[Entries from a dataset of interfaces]
+===+

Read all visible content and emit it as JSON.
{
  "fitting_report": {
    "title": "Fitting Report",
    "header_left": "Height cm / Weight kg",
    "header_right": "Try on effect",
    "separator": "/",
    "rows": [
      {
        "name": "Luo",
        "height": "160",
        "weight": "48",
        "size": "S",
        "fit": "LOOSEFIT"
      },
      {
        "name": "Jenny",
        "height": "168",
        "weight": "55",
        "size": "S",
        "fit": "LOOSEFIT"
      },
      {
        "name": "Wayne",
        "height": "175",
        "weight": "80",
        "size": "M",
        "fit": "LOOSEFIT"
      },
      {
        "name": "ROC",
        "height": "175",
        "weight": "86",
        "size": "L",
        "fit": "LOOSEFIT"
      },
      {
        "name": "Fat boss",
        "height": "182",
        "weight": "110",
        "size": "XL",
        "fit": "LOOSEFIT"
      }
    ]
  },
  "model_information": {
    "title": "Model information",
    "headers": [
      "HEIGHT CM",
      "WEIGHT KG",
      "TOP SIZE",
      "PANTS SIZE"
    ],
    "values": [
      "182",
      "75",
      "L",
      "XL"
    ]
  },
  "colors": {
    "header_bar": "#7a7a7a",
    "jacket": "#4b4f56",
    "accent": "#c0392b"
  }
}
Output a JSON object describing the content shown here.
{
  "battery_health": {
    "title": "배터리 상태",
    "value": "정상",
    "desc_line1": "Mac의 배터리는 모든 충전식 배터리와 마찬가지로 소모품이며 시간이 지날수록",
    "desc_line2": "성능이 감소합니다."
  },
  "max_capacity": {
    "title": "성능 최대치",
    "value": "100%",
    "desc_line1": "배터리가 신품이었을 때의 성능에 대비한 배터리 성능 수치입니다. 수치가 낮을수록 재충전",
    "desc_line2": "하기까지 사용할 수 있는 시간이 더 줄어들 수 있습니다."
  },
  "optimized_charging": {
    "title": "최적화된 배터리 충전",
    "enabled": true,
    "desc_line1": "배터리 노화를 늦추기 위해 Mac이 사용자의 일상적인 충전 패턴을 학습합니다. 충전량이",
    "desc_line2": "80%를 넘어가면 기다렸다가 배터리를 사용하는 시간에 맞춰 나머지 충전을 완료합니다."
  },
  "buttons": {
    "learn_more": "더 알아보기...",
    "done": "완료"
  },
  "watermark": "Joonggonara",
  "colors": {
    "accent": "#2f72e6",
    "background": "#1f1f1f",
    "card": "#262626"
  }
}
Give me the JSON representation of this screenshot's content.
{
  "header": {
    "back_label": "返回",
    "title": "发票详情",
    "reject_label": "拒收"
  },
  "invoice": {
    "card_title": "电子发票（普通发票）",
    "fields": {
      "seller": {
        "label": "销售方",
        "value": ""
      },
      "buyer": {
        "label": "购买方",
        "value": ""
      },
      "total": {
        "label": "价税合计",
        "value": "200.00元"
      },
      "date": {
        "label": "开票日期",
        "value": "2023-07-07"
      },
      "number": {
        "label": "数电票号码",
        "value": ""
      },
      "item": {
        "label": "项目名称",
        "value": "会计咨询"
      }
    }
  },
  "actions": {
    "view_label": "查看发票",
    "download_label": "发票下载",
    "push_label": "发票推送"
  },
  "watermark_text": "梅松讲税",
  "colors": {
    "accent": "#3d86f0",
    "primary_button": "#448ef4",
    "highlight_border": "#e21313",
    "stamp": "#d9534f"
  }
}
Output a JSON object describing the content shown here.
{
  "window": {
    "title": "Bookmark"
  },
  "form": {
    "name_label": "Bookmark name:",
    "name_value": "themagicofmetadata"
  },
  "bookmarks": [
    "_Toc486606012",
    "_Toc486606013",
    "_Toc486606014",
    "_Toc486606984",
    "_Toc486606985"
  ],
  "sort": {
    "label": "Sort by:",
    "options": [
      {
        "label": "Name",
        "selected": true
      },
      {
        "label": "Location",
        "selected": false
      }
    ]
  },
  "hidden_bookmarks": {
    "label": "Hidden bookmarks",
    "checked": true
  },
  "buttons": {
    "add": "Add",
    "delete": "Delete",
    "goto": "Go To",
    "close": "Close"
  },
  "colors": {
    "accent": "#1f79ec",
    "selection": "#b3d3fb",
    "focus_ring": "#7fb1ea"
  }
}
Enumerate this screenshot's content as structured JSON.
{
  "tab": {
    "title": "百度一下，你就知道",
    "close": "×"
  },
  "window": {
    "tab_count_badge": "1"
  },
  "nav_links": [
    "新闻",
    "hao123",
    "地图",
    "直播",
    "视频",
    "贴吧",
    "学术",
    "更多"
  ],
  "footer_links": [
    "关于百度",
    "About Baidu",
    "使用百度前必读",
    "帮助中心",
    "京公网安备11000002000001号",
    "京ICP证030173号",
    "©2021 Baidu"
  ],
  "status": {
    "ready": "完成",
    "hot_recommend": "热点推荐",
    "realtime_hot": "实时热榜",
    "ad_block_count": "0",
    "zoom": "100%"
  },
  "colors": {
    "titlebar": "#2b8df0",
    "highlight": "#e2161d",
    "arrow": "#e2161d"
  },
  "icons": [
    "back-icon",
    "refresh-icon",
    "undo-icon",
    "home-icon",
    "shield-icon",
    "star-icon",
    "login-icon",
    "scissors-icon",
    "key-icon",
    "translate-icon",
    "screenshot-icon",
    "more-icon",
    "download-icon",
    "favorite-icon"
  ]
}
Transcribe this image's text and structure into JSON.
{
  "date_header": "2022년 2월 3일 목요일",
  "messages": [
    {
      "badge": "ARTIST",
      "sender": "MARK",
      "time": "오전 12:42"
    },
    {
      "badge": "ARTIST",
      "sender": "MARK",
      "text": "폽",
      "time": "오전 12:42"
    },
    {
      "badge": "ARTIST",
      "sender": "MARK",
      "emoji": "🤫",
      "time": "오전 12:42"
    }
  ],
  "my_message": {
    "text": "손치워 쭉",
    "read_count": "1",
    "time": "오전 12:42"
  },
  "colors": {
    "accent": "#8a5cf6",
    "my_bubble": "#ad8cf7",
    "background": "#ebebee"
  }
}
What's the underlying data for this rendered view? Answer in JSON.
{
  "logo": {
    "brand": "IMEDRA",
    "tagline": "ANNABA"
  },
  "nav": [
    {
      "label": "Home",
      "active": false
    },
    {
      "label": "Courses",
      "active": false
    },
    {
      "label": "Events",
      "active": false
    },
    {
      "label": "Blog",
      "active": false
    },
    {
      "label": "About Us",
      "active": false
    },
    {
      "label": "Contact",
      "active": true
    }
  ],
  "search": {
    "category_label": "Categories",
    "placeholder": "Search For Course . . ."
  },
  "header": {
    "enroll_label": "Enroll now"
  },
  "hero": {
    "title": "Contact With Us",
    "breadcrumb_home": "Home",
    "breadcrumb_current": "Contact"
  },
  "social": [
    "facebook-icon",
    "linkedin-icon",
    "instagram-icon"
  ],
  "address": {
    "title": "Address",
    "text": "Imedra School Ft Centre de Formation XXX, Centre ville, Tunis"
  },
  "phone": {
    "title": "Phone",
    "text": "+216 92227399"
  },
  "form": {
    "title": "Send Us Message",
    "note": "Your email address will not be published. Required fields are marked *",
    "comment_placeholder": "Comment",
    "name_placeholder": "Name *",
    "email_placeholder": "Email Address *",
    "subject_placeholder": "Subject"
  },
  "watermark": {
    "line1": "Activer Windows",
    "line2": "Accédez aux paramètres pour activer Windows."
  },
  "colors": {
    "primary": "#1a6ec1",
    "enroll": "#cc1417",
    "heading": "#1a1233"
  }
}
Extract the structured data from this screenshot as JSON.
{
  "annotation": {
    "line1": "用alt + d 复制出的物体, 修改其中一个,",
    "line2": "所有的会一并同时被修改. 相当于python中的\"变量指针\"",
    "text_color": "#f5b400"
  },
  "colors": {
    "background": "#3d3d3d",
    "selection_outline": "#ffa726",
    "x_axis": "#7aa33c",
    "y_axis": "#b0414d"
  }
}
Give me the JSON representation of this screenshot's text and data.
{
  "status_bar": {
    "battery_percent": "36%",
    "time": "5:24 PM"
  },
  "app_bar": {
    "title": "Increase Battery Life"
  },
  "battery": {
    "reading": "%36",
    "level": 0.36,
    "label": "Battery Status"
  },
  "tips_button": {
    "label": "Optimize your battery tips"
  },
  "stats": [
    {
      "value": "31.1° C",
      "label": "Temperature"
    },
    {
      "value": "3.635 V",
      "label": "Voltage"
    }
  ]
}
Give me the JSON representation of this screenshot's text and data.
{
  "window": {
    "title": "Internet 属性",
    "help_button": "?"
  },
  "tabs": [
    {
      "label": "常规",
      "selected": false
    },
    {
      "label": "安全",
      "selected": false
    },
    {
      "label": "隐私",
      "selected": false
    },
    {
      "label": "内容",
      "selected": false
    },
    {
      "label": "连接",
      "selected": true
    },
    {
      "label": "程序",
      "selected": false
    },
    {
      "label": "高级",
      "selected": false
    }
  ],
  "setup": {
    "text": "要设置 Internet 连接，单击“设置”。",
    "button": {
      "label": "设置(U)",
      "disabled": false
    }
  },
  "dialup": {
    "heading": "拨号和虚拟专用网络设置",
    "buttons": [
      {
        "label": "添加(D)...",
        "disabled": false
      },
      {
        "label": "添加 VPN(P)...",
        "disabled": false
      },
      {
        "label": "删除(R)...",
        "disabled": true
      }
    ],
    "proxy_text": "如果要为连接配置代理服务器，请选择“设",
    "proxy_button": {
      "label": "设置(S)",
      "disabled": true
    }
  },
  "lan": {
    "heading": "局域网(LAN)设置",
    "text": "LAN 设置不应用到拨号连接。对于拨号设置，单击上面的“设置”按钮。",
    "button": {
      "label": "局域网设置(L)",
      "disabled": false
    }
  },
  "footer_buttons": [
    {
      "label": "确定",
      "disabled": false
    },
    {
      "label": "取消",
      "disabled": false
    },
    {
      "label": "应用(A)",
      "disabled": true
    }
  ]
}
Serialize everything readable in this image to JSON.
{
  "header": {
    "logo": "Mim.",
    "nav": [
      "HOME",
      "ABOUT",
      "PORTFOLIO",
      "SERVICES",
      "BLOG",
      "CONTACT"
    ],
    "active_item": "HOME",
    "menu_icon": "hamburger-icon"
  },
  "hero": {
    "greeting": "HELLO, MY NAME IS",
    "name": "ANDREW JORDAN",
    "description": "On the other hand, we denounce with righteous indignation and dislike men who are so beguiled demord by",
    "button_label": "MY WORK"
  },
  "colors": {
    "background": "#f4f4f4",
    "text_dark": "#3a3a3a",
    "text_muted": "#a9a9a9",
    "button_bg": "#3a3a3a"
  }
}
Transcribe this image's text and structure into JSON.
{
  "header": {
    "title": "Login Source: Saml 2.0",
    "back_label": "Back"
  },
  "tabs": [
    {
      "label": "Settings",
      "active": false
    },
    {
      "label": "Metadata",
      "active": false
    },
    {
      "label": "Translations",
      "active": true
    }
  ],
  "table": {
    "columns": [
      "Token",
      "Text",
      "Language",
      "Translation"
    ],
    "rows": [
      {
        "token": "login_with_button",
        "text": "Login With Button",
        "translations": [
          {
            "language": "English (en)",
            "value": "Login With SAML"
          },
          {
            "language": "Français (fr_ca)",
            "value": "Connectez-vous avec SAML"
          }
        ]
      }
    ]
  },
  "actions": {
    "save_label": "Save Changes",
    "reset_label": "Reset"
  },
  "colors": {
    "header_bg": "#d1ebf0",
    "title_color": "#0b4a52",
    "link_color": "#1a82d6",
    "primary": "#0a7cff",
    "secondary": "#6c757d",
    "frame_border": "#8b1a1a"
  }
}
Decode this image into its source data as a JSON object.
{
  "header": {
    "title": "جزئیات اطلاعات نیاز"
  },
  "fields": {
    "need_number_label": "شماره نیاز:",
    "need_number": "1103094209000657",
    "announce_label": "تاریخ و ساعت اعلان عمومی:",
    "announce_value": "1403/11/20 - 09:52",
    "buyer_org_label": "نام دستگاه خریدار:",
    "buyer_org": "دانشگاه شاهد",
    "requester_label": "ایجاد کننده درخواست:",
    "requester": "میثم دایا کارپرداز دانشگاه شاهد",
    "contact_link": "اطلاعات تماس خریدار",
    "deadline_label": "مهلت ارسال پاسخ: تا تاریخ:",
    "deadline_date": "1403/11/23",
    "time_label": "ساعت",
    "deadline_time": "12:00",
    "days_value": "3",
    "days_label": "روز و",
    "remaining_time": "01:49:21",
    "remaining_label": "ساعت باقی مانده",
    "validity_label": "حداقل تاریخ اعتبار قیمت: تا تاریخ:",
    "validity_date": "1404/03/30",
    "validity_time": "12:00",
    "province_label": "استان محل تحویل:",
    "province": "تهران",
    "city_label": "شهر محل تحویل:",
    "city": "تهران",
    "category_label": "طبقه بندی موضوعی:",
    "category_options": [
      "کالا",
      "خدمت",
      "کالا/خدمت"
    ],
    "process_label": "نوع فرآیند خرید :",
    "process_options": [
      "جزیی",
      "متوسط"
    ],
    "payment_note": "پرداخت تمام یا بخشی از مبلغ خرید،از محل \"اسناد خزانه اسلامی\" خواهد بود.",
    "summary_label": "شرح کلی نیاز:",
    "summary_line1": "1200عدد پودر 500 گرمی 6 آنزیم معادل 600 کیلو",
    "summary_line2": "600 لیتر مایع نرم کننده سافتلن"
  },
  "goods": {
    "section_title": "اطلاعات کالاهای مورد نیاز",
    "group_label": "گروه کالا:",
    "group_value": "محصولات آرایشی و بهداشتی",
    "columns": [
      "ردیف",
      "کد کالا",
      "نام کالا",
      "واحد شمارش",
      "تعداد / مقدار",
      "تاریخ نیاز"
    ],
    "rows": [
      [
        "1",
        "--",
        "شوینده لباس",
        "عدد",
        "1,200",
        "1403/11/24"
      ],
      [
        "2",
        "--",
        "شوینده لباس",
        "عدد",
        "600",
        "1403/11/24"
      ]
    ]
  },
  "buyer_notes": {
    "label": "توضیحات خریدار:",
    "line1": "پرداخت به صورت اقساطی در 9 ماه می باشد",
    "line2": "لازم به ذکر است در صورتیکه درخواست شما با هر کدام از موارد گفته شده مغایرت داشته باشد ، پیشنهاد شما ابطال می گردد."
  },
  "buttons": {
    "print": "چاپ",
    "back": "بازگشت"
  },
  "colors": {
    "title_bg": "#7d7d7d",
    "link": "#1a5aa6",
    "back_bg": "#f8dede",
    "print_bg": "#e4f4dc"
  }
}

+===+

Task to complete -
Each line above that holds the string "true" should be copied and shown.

Answer box -
    "enabled": true,
        "selected": true
    "checked": true
      "active": true
      "selected": true
        "disabled": true
      "disabled": true
      "disabled": true
      "active": true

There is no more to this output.